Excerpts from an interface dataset
####

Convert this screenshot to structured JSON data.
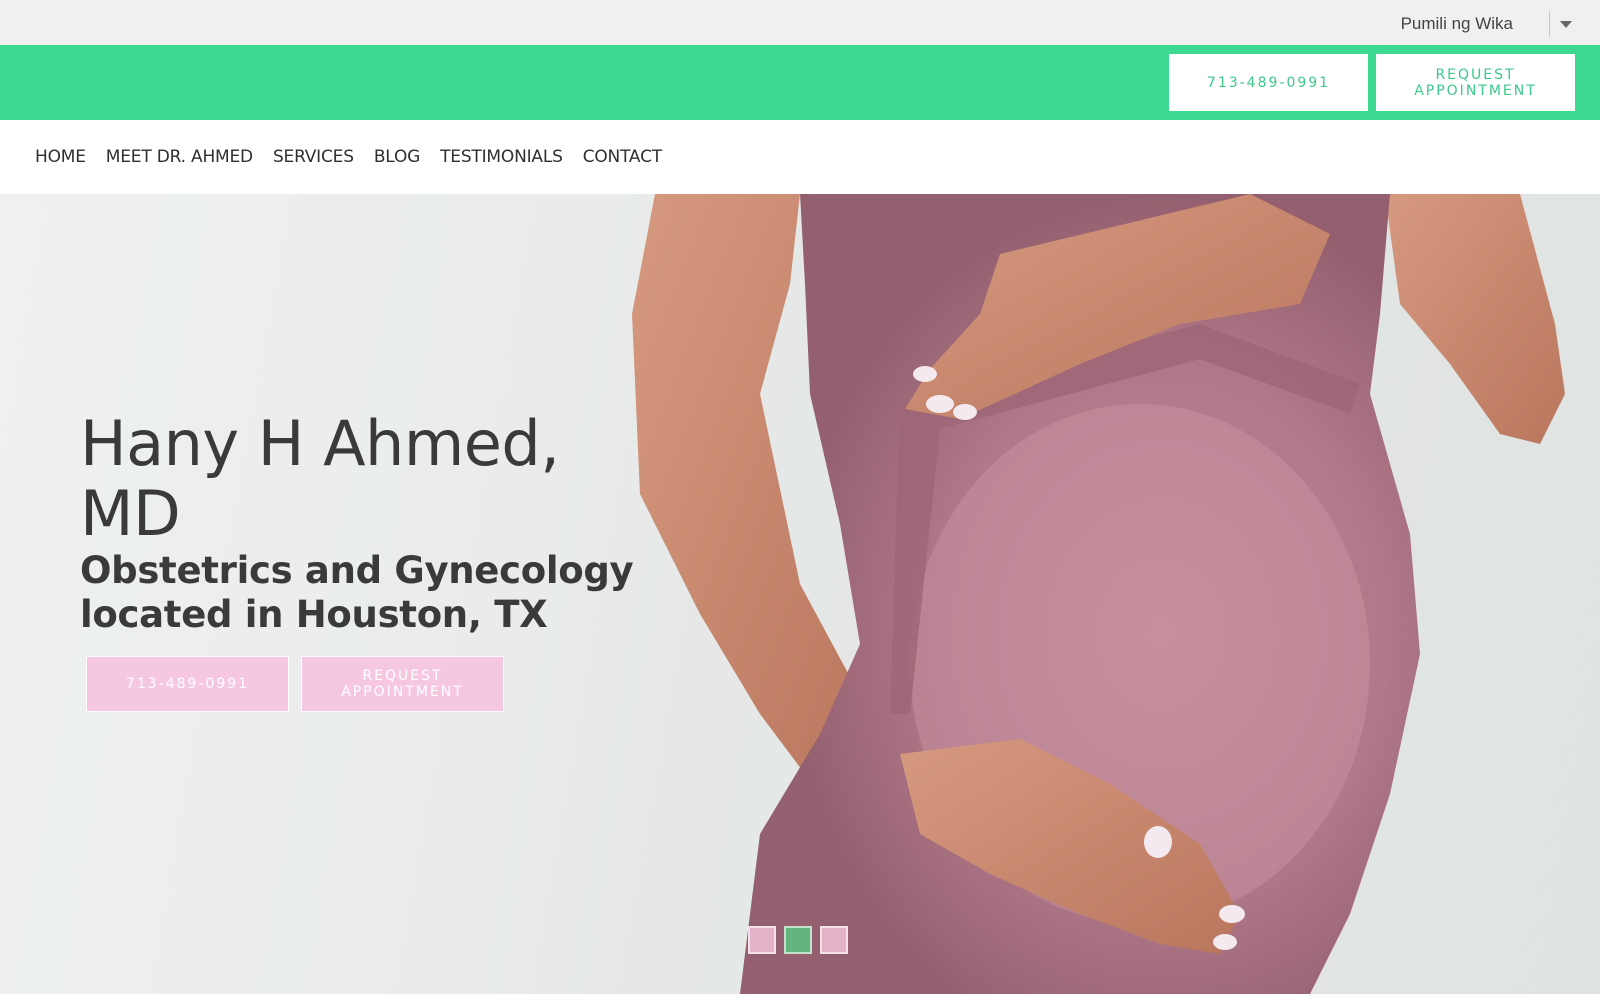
{
  "language_selector": {
    "label": "Pumili ng Wika"
  },
  "header": {
    "phone_button": "713-489-0991",
    "appointment_button": "REQUEST APPOINTMENT"
  },
  "nav": {
    "items": [
      {
        "label": "HOME"
      },
      {
        "label": "MEET DR. AHMED"
      },
      {
        "label": "SERVICES"
      },
      {
        "label": "BLOG"
      },
      {
        "label": "TESTIMONIALS"
      },
      {
        "label": "CONTACT"
      }
    ]
  },
  "hero": {
    "title": "Hany H Ahmed, MD",
    "subtitle": "Obstetrics and Gynecology located in Houston, TX",
    "phone_button": "713-489-0991",
    "appointment_button": "REQUEST APPOINTMENT",
    "slides": [
      {
        "active": false
      },
      {
        "active": true
      },
      {
        "active": false
      }
    ]
  },
  "colors": {
    "brand_green": "#3dd892",
    "accent_pink": "#f6c7e0",
    "dot_active": "#63b57d",
    "dot_inactive": "#e3b1c8"
  }
}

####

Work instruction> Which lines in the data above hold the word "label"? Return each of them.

Written response>
    "label": "Pumili ng Wika"
        "label": "HOME"
        "label": "MEET DR. AHMED"
        "label": "SERVICES"
        "label": "BLOG"
        "label": "TESTIMONIALS"
        "label": "CONTACT"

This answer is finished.